To read the texts click on the texts: Isa2:1-5; Mt 8:5-11
Weekdays in the season of Advent begin with the miracle of the healing of a Gentile officer’s servant. In Matthew’s narrative of this miracle, the focus of attention is on the sayings of both Jesus and the centurion. The centurion does not explicitly tell Jesus his request, but simply relates the situation of his servant. The fact that he addresses Jesus as “Lord” indicates that he is a believer (in Matthew, only those who believe in Jesus address him as “Lord”). Though the response of Jesus might be read as a statement (“I will come and cure him”) it seems better to read it as a question, “I should come and cure him?” Read as a question, it expresses hesitancy and fits in with Matthew’s portrayal of Jesus as the one sent only to the lost sheep of
The centurion, however, responds with faith.
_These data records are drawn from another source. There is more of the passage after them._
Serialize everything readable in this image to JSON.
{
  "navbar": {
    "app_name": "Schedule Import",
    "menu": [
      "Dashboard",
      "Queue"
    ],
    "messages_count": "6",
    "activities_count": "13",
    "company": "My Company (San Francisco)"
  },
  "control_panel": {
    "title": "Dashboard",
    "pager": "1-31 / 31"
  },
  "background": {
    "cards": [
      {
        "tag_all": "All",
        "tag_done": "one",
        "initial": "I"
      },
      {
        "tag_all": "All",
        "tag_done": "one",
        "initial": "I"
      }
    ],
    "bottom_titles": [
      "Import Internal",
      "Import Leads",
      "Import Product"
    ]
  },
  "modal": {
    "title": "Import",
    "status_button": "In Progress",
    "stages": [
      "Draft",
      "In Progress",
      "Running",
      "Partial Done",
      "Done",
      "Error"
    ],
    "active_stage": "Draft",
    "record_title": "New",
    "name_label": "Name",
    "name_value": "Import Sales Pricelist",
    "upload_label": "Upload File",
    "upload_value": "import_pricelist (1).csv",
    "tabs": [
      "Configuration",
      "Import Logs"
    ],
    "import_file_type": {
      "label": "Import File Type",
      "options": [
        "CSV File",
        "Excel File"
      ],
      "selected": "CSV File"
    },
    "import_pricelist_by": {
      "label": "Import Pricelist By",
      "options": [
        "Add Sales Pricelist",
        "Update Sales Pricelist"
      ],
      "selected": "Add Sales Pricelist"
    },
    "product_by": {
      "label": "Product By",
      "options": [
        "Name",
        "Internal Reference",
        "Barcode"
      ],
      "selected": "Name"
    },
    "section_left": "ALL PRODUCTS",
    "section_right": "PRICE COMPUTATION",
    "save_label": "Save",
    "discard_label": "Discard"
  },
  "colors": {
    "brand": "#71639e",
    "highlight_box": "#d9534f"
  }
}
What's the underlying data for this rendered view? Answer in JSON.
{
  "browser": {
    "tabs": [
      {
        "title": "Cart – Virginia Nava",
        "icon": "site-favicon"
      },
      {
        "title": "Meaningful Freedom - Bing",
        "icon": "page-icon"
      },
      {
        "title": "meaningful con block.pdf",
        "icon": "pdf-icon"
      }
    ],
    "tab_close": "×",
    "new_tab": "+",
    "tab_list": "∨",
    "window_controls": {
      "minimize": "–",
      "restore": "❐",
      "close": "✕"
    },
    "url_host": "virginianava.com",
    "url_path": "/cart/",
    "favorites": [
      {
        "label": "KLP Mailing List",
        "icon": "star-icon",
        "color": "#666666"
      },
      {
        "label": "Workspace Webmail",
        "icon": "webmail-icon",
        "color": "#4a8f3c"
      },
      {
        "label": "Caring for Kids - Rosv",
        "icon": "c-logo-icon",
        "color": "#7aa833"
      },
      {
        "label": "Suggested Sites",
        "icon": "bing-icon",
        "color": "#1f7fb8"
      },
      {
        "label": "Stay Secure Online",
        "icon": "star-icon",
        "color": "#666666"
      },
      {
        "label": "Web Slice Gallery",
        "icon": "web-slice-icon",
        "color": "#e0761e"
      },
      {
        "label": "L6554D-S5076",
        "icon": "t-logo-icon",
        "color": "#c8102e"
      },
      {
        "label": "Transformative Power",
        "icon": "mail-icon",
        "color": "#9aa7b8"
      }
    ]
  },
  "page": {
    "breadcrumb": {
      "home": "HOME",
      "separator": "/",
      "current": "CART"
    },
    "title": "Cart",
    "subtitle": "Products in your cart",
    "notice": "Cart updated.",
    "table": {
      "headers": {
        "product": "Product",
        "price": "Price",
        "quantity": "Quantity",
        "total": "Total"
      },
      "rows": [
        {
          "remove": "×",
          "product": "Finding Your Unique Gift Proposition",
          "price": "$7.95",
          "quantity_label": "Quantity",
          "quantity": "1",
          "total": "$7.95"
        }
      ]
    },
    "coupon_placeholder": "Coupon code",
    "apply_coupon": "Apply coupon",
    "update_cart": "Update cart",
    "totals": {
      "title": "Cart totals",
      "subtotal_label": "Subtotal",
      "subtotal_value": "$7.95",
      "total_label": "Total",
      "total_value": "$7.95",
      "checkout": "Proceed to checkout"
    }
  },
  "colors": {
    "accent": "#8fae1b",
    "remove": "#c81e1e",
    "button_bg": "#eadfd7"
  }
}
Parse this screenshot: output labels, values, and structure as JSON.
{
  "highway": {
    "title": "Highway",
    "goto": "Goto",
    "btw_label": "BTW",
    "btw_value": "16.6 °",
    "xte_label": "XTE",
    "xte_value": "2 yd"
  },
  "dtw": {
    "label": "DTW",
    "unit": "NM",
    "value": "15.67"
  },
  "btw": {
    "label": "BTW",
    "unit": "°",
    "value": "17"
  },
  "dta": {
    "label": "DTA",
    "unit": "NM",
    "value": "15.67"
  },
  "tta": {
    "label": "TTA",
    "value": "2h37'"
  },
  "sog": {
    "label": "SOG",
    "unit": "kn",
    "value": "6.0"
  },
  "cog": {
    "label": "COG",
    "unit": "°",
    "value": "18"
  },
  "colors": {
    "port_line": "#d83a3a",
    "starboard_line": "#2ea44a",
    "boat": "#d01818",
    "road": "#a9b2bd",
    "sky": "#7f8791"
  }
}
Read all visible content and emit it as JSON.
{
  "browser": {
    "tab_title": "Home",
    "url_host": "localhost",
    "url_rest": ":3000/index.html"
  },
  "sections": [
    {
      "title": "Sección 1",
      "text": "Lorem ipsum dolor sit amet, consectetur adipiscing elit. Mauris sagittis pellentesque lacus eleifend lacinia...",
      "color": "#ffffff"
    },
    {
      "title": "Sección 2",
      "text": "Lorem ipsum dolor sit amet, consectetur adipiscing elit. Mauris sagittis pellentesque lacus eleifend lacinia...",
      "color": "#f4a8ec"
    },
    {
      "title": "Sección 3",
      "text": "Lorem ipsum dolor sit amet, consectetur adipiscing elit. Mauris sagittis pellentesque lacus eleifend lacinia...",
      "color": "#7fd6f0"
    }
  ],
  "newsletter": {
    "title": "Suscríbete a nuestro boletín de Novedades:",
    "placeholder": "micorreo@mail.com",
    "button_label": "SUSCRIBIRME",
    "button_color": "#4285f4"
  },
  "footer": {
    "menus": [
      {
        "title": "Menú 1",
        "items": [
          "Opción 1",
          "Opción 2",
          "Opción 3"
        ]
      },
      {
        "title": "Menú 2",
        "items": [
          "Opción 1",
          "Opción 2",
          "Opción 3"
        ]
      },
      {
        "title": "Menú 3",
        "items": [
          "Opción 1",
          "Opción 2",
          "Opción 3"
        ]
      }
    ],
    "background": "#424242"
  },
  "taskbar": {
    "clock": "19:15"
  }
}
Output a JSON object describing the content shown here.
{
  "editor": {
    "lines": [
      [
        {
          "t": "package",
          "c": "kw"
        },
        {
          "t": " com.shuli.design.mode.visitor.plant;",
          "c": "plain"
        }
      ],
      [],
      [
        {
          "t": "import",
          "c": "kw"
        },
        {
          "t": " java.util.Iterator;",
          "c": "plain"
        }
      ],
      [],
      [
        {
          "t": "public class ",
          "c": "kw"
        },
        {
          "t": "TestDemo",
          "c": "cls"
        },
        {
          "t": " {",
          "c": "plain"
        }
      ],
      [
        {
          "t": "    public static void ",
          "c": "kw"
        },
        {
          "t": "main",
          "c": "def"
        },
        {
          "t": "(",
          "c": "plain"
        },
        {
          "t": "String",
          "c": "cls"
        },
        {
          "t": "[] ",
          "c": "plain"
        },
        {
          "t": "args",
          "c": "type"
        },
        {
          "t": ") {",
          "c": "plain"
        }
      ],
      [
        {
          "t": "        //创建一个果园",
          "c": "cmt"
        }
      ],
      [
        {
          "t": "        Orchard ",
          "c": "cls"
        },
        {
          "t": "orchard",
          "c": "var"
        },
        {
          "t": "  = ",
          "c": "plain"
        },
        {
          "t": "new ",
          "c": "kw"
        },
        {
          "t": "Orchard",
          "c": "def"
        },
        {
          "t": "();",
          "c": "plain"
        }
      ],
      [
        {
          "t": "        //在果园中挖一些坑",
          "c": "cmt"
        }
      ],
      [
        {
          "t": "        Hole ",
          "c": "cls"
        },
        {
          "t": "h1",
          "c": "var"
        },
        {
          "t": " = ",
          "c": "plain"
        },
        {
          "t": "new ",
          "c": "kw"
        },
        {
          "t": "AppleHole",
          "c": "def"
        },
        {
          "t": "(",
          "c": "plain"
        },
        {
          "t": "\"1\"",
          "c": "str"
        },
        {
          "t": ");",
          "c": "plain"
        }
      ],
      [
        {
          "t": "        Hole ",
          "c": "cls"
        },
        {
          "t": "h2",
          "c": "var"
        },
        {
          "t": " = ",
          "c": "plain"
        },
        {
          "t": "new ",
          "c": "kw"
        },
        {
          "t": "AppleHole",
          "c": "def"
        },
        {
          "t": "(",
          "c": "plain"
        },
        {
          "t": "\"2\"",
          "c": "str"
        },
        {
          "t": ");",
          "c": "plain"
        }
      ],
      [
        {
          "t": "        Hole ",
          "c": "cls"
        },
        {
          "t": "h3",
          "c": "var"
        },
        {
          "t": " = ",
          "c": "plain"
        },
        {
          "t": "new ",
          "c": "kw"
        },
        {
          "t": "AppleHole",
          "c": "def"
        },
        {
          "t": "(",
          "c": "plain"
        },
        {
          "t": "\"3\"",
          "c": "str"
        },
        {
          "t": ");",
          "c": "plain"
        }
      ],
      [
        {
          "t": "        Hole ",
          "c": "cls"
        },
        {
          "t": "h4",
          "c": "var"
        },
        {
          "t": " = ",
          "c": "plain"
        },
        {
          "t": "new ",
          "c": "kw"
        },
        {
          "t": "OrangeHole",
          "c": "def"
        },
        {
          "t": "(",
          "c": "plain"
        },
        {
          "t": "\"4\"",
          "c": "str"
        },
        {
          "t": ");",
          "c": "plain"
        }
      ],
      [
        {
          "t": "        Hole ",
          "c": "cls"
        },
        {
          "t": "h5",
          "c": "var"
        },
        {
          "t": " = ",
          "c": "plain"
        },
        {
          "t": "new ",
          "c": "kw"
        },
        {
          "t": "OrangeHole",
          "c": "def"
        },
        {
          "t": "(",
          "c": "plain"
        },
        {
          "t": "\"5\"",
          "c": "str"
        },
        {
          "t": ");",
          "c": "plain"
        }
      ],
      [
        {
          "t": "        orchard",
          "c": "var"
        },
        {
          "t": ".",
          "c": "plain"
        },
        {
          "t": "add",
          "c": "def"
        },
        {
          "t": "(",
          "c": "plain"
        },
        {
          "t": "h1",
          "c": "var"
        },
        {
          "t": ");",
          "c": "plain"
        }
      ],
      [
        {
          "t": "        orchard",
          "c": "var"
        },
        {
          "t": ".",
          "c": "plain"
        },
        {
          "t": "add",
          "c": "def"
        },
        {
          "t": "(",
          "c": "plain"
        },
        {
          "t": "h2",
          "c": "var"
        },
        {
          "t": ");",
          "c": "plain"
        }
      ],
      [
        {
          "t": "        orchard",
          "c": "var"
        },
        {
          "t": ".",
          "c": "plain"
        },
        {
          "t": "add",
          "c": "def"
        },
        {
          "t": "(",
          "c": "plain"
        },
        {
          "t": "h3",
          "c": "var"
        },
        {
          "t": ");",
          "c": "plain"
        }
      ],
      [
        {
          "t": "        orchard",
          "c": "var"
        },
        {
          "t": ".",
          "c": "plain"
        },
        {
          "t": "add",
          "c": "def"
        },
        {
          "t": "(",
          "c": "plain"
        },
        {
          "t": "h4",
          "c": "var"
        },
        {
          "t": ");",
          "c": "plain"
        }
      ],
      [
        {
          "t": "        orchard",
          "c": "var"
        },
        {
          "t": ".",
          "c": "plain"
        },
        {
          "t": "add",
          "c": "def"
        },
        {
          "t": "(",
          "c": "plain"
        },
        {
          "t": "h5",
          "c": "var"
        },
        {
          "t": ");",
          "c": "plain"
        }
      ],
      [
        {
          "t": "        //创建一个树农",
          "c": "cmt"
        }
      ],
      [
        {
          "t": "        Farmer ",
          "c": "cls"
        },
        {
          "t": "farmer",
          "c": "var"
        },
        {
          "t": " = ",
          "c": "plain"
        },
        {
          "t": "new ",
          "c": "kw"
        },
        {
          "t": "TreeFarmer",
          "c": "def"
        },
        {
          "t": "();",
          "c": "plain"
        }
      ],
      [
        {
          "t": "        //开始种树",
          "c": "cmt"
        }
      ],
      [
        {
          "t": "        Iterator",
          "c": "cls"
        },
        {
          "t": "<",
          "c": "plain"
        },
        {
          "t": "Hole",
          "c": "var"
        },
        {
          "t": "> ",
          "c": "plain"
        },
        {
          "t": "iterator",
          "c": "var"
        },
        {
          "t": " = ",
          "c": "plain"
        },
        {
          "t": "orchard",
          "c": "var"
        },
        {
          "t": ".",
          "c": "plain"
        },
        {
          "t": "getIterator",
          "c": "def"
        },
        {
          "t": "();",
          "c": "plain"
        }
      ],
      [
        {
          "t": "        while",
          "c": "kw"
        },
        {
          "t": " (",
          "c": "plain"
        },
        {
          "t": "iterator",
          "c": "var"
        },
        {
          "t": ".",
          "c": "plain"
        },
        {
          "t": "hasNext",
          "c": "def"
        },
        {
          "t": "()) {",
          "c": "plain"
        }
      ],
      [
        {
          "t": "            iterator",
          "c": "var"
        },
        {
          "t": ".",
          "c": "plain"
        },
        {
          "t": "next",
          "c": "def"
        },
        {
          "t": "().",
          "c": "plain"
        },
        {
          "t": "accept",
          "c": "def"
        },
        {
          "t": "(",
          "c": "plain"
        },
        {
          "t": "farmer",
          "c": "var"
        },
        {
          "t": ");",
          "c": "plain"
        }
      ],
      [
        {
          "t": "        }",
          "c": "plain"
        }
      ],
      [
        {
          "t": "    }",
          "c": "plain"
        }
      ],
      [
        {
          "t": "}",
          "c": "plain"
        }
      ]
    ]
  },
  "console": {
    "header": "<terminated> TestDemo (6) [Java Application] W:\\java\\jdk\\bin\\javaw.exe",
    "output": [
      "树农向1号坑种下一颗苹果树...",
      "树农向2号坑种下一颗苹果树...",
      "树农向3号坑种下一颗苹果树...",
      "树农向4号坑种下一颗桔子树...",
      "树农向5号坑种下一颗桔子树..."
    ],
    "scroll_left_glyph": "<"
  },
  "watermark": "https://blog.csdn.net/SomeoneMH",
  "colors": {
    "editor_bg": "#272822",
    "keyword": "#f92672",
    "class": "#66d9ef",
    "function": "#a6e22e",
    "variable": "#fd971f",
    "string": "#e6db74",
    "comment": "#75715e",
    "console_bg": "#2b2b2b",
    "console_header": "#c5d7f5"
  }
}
Israel
He regards Jesus as one who is under no power or authority. If he, though under the authority of his superior officers, can command and expect to be obeyed, then it is a sure fact that Jesus, who is above all and under no one, will surely be able to heal his servant. This is why there is no need for Jesus to even enter his house.
Jesus’ response to the centurion’s faith is to comment on the lack of faith of those to whom he had been sent,
lack of faith on the part of Israel ,
and faith on the part of the Gentiles, will lead to the inclusion of the
Gentiles in the eschatological banquet. Israel
Faith has often been regarded, by some, as a verbal profession of belief. While this is necessary, what is more important is that faith be shown in action. The centurion did this. The confidence with which he approached Jesus is already an indication that, though he had not recited a creed, he had faith. His response to Jesus’ hesitancy is to respond with a positive word of confidence in Jesus’ ability to make whole. He knew in his heart that Jesus had the power, since Jesus’ authority was God’s authority and his word was effective because it was, in fact, God’s word.